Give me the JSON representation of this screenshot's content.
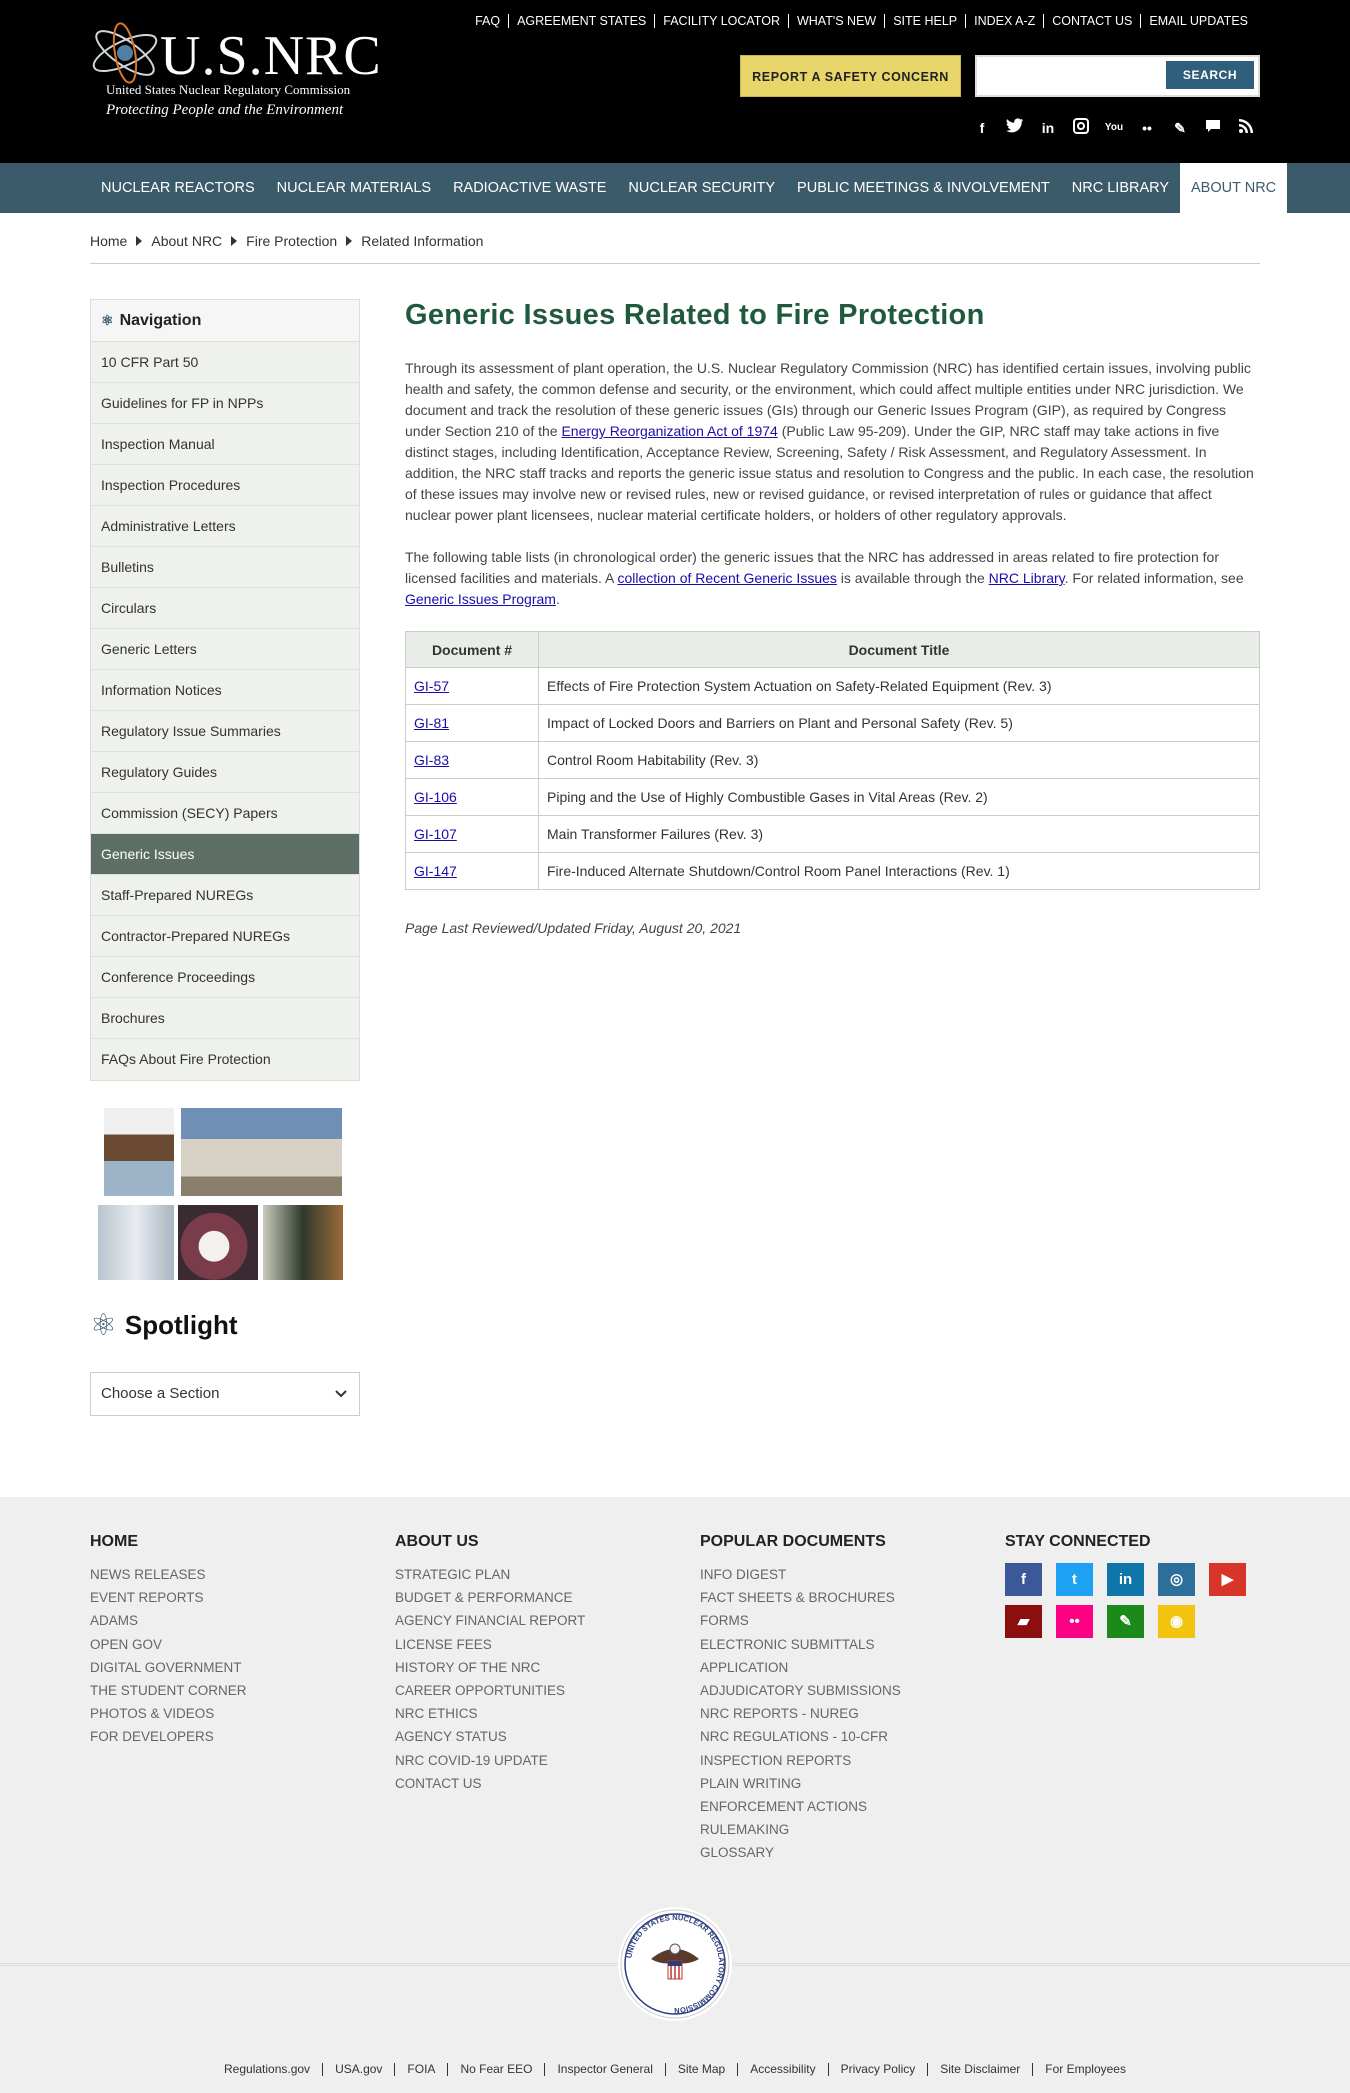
{
  "header": {
    "logo_text": "U.S.NRC",
    "logo_subtitle": "United States Nuclear Regulatory Commission",
    "logo_tagline": "Protecting People and the Environment",
    "top_links": [
      "FAQ",
      "AGREEMENT STATES",
      "FACILITY LOCATOR",
      "WHAT'S NEW",
      "SITE HELP",
      "INDEX A-Z",
      "CONTACT US",
      "EMAIL UPDATES"
    ],
    "report_button": "REPORT A SAFETY CONCERN",
    "search_placeholder": "",
    "search_button": "SEARCH",
    "social_icons": [
      "facebook-icon",
      "twitter-icon",
      "linkedin-icon",
      "instagram-icon",
      "youtube-icon",
      "flickr-icon",
      "blog-icon",
      "comment-icon",
      "rss-icon"
    ]
  },
  "mainnav": {
    "items": [
      "NUCLEAR REACTORS",
      "NUCLEAR MATERIALS",
      "RADIOACTIVE WASTE",
      "NUCLEAR SECURITY",
      "PUBLIC MEETINGS & INVOLVEMENT",
      "NRC LIBRARY",
      "ABOUT NRC"
    ],
    "active": "ABOUT NRC"
  },
  "breadcrumb": [
    "Home",
    "About NRC",
    "Fire Protection",
    "Related Information"
  ],
  "leftnav": {
    "title": "Navigation",
    "items": [
      "10 CFR Part 50",
      "Guidelines for FP in NPPs",
      "Inspection Manual",
      "Inspection Procedures",
      "Administrative Letters",
      "Bulletins",
      "Circulars",
      "Generic Letters",
      "Information Notices",
      "Regulatory Issue Summaries",
      "Regulatory Guides",
      "Commission (SECY) Papers",
      "Generic Issues",
      "Staff-Prepared NUREGs",
      "Contractor-Prepared NUREGs",
      "Conference Proceedings",
      "Brochures",
      "FAQs About Fire Protection"
    ],
    "active": "Generic Issues"
  },
  "spotlight": {
    "title": "Spotlight",
    "select_value": "Choose a Section"
  },
  "content": {
    "title": "Generic Issues Related to Fire Protection",
    "p1_a": "Through its assessment of plant operation, the U.S. Nuclear Regulatory Commission (NRC) has identified certain issues, involving public health and safety, the common defense and security, or the environment, which could affect multiple entities under NRC jurisdiction. We document and track the resolution of these generic issues (GIs) through our Generic Issues Program (GIP), as required by Congress under Section 210 of the ",
    "p1_link": "Energy Reorganization Act of 1974",
    "p1_b": " (Public Law 95-209). Under the GIP, NRC staff may take actions in five distinct stages, including Identification, Acceptance Review, Screening, Safety / Risk Assessment, and Regulatory Assessment. In addition, the NRC staff tracks and reports the generic issue status and resolution to Congress and the public. In each case, the resolution of these issues may involve new or revised rules, new or revised guidance, or revised interpretation of rules or guidance that affect nuclear power plant licensees, nuclear material certificate holders, or holders of other regulatory approvals.",
    "p2_a": "The following table lists (in chronological order) the generic issues that the NRC has addressed in areas related to fire protection for licensed facilities and materials. A ",
    "p2_link1": "collection of Recent Generic Issues",
    "p2_b": " is available through the ",
    "p2_link2": "NRC Library",
    "p2_c": ". For related information, see ",
    "p2_link3": "Generic Issues Program",
    "p2_d": ".",
    "table": {
      "headers": [
        "Document #",
        "Document Title"
      ],
      "rows": [
        [
          "GI-57",
          "Effects of Fire Protection System Actuation on Safety-Related Equipment (Rev. 3)"
        ],
        [
          "GI-81",
          "Impact of Locked Doors and Barriers on Plant and Personal Safety (Rev. 5)"
        ],
        [
          "GI-83",
          "Control Room Habitability (Rev. 3)"
        ],
        [
          "GI-106",
          "Piping and the Use of Highly Combustible Gases in Vital Areas (Rev. 2)"
        ],
        [
          "GI-107",
          "Main Transformer Failures (Rev. 3)"
        ],
        [
          "GI-147",
          "Fire-Induced Alternate Shutdown/Control Room Panel Interactions (Rev. 1)"
        ]
      ]
    },
    "reviewed": "Page Last Reviewed/Updated Friday, August 20, 2021"
  },
  "footer": {
    "col1": {
      "heading": "HOME",
      "links": [
        "NEWS RELEASES",
        "EVENT REPORTS",
        "ADAMS",
        "OPEN GOV",
        "DIGITAL GOVERNMENT",
        "THE STUDENT CORNER",
        "PHOTOS & VIDEOS",
        "FOR DEVELOPERS"
      ]
    },
    "col2": {
      "heading": "ABOUT US",
      "links": [
        "STRATEGIC PLAN",
        "BUDGET & PERFORMANCE",
        "AGENCY FINANCIAL REPORT",
        "LICENSE FEES",
        "HISTORY OF THE NRC",
        "CAREER OPPORTUNITIES",
        "NRC ETHICS",
        "AGENCY STATUS",
        "NRC COVID-19 UPDATE",
        "CONTACT US"
      ]
    },
    "col3": {
      "heading": "POPULAR DOCUMENTS",
      "links": [
        "INFO DIGEST",
        "FACT SHEETS & BROCHURES",
        "FORMS",
        "ELECTRONIC SUBMITTALS",
        "APPLICATION",
        "ADJUDICATORY SUBMISSIONS",
        "NRC REPORTS - NUREG",
        "NRC REGULATIONS - 10-CFR",
        "INSPECTION REPORTS",
        "PLAIN WRITING",
        "ENFORCEMENT ACTIONS",
        "RULEMAKING",
        "GLOSSARY"
      ]
    },
    "col4": {
      "heading": "STAY CONNECTED",
      "icons": [
        {
          "name": "facebook-icon",
          "glyph": "f",
          "color": "#3b5998"
        },
        {
          "name": "twitter-icon",
          "glyph": "t",
          "color": "#1da1f2"
        },
        {
          "name": "linkedin-icon",
          "glyph": "in",
          "color": "#0e76a8"
        },
        {
          "name": "instagram-icon",
          "glyph": "◎",
          "color": "#2d6e9a"
        },
        {
          "name": "youtube-icon",
          "glyph": "▶",
          "color": "#d8352a"
        },
        {
          "name": "comment-icon",
          "glyph": "▰",
          "color": "#8b0f0f"
        },
        {
          "name": "flickr-icon",
          "glyph": "••",
          "color": "#ff0084"
        },
        {
          "name": "blog-icon",
          "glyph": "✎",
          "color": "#1b8a1b"
        },
        {
          "name": "rss-icon",
          "glyph": "◉",
          "color": "#f2c40f"
        }
      ]
    },
    "seal_text": "UNITED STATES NUCLEAR REGULATORY COMMISSION",
    "bottom_links": [
      "Regulations.gov",
      "USA.gov",
      "FOIA",
      "No Fear EEO",
      "Inspector General",
      "Site Map",
      "Accessibility",
      "Privacy Policy",
      "Site Disclaimer",
      "For Employees"
    ]
  }
}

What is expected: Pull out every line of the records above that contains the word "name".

Answer:
          "name": "facebook-icon",
          "name": "twitter-icon",
          "name": "linkedin-icon",
          "name": "instagram-icon",
          "name": "youtube-icon",
          "name": "comment-icon",
          "name": "flickr-icon",
          "name": "blog-icon",
          "name": "rss-icon",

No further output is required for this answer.